• _TASK DESCRIPTION_
In the answer, each line must appear exactly as in the records, and no picture may appear.
--- RECORDS FOR THIS TASK ---
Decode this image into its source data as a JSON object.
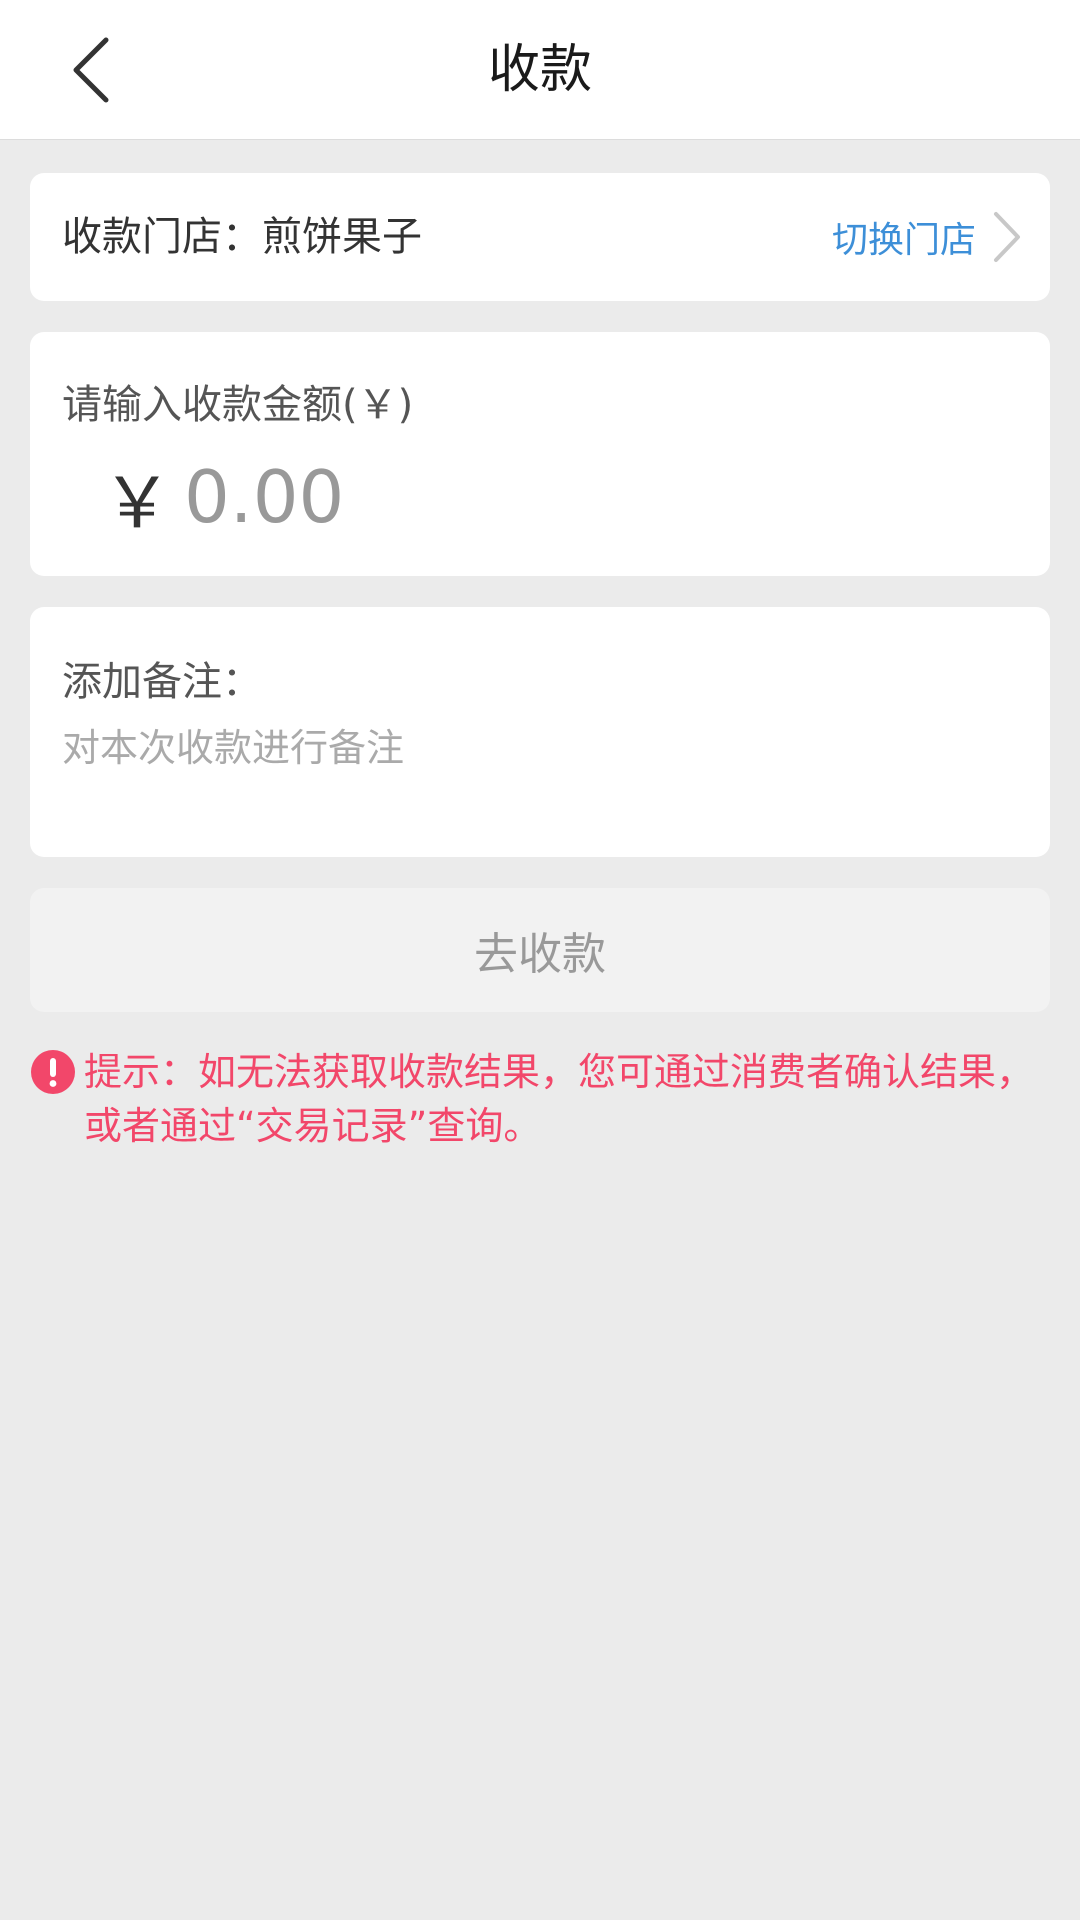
{
  "header": {
    "title": "收款",
    "back_icon": "chevron-left-icon"
  },
  "store": {
    "label": "收款门店：煎饼果子",
    "switch_label": "切换门店",
    "switch_icon": "chevron-right-icon"
  },
  "amount": {
    "label": "请输入收款金额(￥)",
    "currency_symbol": "￥",
    "placeholder": "0.00"
  },
  "note": {
    "label": "添加备注：",
    "placeholder": "对本次收款进行备注"
  },
  "submit": {
    "label": "去收款"
  },
  "tip": {
    "icon": "exclamation-circle-icon",
    "text": "提示：如无法获取收款结果，您可通过消费者确认结果，或者通过“交易记录”查询。"
  },
  "colors": {
    "accent_blue": "#3d8fd8",
    "tip_red": "#f2476a",
    "background": "#ebebeb"
  }
}
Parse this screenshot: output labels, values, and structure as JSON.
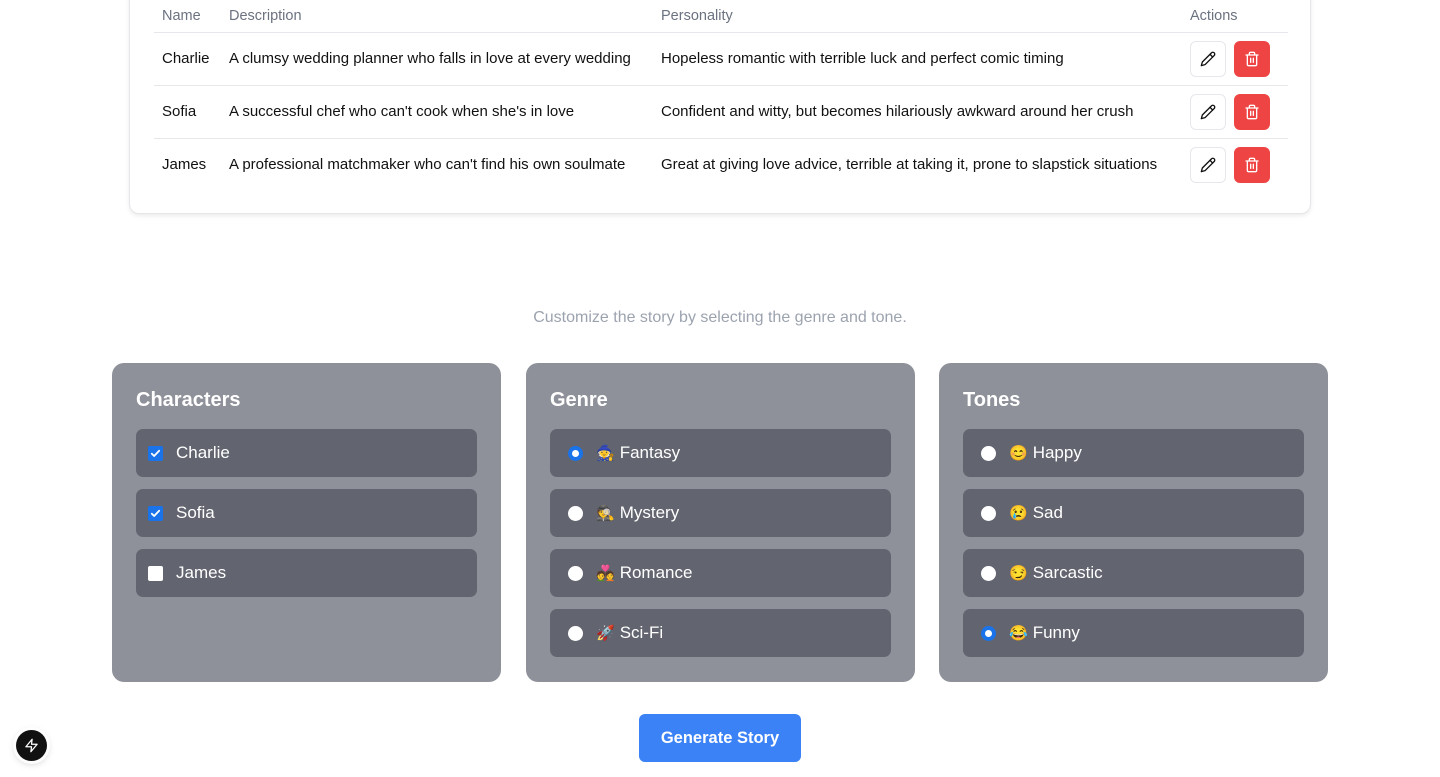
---
• _SOLVED PROBLEM_
Decode this image into its source data as a JSON object.
{
  "header": {
    "title": "收款",
    "back_icon": "chevron-left-icon"
  },
  "store": {
    "label": "收款门店：煎饼果子",
    "switch_label": "切换门店",
    "switch_icon": "chevron-right-icon"
  },
  "amount": {
    "label": "请输入收款金额(￥)",
    "currency_symbol": "￥",
    "placeholder": "0.00"
  },
  "note": {
    "label": "添加备注：",
    "placeholder": "对本次收款进行备注"
  },
  "submit": {
    "label": "去收款"
  },
  "tip": {
    "icon": "exclamation-circle-icon",
    "text": "提示：如无法获取收款结果，您可通过消费者确认结果，或者通过“交易记录”查询。"
  },
  "colors": {
    "accent_blue": "#3d8fd8",
    "tip_red": "#f2476a",
    "background": "#ebebeb"
  }
}
Parse this screenshot: output labels, values, and structure as JSON.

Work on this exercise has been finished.